STUDY MATERIAL:

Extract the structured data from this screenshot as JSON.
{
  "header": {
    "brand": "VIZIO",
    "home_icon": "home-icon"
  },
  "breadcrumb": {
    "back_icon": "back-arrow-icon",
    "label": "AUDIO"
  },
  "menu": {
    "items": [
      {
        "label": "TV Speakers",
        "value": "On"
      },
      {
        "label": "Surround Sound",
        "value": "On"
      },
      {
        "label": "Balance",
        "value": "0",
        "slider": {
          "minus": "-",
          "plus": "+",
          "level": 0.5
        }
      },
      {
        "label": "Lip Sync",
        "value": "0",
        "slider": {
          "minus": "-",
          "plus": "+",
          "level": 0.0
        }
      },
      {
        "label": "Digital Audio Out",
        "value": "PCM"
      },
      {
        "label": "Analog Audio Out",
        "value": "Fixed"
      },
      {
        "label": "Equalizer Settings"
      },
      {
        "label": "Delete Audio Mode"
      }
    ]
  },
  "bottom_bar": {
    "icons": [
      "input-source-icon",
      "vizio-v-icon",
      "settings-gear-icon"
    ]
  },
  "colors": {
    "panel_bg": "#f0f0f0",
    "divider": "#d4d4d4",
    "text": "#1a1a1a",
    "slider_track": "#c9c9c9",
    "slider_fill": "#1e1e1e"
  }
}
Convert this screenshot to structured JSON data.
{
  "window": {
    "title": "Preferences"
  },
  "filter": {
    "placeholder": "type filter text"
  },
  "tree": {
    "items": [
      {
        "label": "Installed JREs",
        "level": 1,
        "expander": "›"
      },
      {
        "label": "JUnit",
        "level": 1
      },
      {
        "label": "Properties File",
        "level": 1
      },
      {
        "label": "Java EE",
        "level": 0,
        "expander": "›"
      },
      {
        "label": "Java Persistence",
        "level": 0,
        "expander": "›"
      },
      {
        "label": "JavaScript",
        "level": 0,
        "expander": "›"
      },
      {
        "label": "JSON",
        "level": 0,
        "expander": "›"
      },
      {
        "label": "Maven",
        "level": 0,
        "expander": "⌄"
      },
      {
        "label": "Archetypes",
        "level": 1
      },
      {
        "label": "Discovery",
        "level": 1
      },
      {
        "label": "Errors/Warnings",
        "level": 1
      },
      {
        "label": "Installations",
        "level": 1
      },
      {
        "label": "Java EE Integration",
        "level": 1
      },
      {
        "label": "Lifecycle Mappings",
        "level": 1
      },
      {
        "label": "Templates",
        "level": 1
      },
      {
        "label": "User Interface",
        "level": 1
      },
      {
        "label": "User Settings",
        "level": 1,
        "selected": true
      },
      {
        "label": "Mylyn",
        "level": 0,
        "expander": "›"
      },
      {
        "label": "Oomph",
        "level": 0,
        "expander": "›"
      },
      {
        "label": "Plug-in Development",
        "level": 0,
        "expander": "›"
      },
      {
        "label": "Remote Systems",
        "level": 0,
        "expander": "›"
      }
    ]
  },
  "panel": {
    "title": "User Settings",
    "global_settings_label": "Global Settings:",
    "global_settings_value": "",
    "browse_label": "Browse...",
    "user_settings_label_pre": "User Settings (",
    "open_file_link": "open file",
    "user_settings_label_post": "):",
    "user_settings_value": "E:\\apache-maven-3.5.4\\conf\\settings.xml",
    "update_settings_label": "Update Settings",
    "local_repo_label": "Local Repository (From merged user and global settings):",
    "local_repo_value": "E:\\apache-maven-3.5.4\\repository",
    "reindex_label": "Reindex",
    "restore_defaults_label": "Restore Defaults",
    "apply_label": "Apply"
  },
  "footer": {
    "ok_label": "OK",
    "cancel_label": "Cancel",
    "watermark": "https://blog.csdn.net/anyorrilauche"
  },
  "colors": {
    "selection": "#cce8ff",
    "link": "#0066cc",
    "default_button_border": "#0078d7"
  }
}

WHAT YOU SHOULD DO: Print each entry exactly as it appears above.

OUTPUT:
Extract the structured data from this screenshot as JSON.
{
  "header": {
    "brand": "VIZIO",
    "home_icon": "home-icon"
  },
  "breadcrumb": {
    "back_icon": "back-arrow-icon",
    "label": "AUDIO"
  },
  "menu": {
    "items": [
      {
        "label": "TV Speakers",
        "value": "On"
      },
      {
        "label": "Surround Sound",
        "value": "On"
      },
      {
        "label": "Balance",
        "value": "0",
        "slider": {
          "minus": "-",
          "plus": "+",
          "level": 0.5
        }
      },
      {
        "label": "Lip Sync",
        "value": "0",
        "slider": {
          "minus": "-",
          "plus": "+",
          "level": 0.0
        }
      },
      {
        "label": "Digital Audio Out",
        "value": "PCM"
      },
      {
        "label": "Analog Audio Out",
        "value": "Fixed"
      },
      {
        "label": "Equalizer Settings"
      },
      {
        "label": "Delete Audio Mode"
      }
    ]
  },
  "bottom_bar": {
    "icons": [
      "input-source-icon",
      "vizio-v-icon",
      "settings-gear-icon"
    ]
  },
  "colors": {
    "panel_bg": "#f0f0f0",
    "divider": "#d4d4d4",
    "text": "#1a1a1a",
    "slider_track": "#c9c9c9",
    "slider_fill": "#1e1e1e"
  }
}
Convert this screenshot to structured JSON data.
{
  "window": {
    "title": "Preferences"
  },
  "filter": {
    "placeholder": "type filter text"
  },
  "tree": {
    "items": [
      {
        "label": "Installed JREs",
        "level": 1,
        "expander": "›"
      },
      {
        "label": "JUnit",
        "level": 1
      },
      {
        "label": "Properties File",
        "level": 1
      },
      {
        "label": "Java EE",
        "level": 0,
        "expander": "›"
      },
      {
        "label": "Java Persistence",
        "level": 0,
        "expander": "›"
      },
      {
        "label": "JavaScript",
        "level": 0,
        "expander": "›"
      },
      {
        "label": "JSON",
        "level": 0,
        "expander": "›"
      },
      {
        "label": "Maven",
        "level": 0,
        "expander": "⌄"
      },
      {
        "label": "Archetypes",
        "level": 1
      },
      {
        "label": "Discovery",
        "level": 1
      },
      {
        "label": "Errors/Warnings",
        "level": 1
      },
      {
        "label": "Installations",
        "level": 1
      },
      {
        "label": "Java EE Integration",
        "level": 1
      },
      {
        "label": "Lifecycle Mappings",
        "level": 1
      },
      {
        "label": "Templates",
        "level": 1
      },
      {
        "label": "User Interface",
        "level": 1
      },
      {
        "label": "User Settings",
        "level": 1,
        "selected": true
      },
      {
        "label": "Mylyn",
        "level": 0,
        "expander": "›"
      },
      {
        "label": "Oomph",
        "level": 0,
        "expander": "›"
      },
      {
        "label": "Plug-in Development",
        "level": 0,
        "expander": "›"
      },
      {
        "label": "Remote Systems",
        "level": 0,
        "expander": "›"
      }
    ]
  },
  "panel": {
    "title": "User Settings",
    "global_settings_label": "Global Settings:",
    "global_settings_value": "",
    "browse_label": "Browse...",
    "user_settings_label_pre": "User Settings (",
    "open_file_link": "open file",
    "user_settings_label_post": "):",
    "user_settings_value": "E:\\apache-maven-3.5.4\\conf\\settings.xml",
    "update_settings_label": "Update Settings",
    "local_repo_label": "Local Repository (From merged user and global settings):",
    "local_repo_value": "E:\\apache-maven-3.5.4\\repository",
    "reindex_label": "Reindex",
    "restore_defaults_label": "Restore Defaults",
    "apply_label": "Apply"
  },
  "footer": {
    "ok_label": "OK",
    "cancel_label": "Cancel",
    "watermark": "https://blog.csdn.net/anyorrilauche"
  },
  "colors": {
    "selection": "#cce8ff",
    "link": "#0066cc",
    "default_button_border": "#0078d7"
  }
}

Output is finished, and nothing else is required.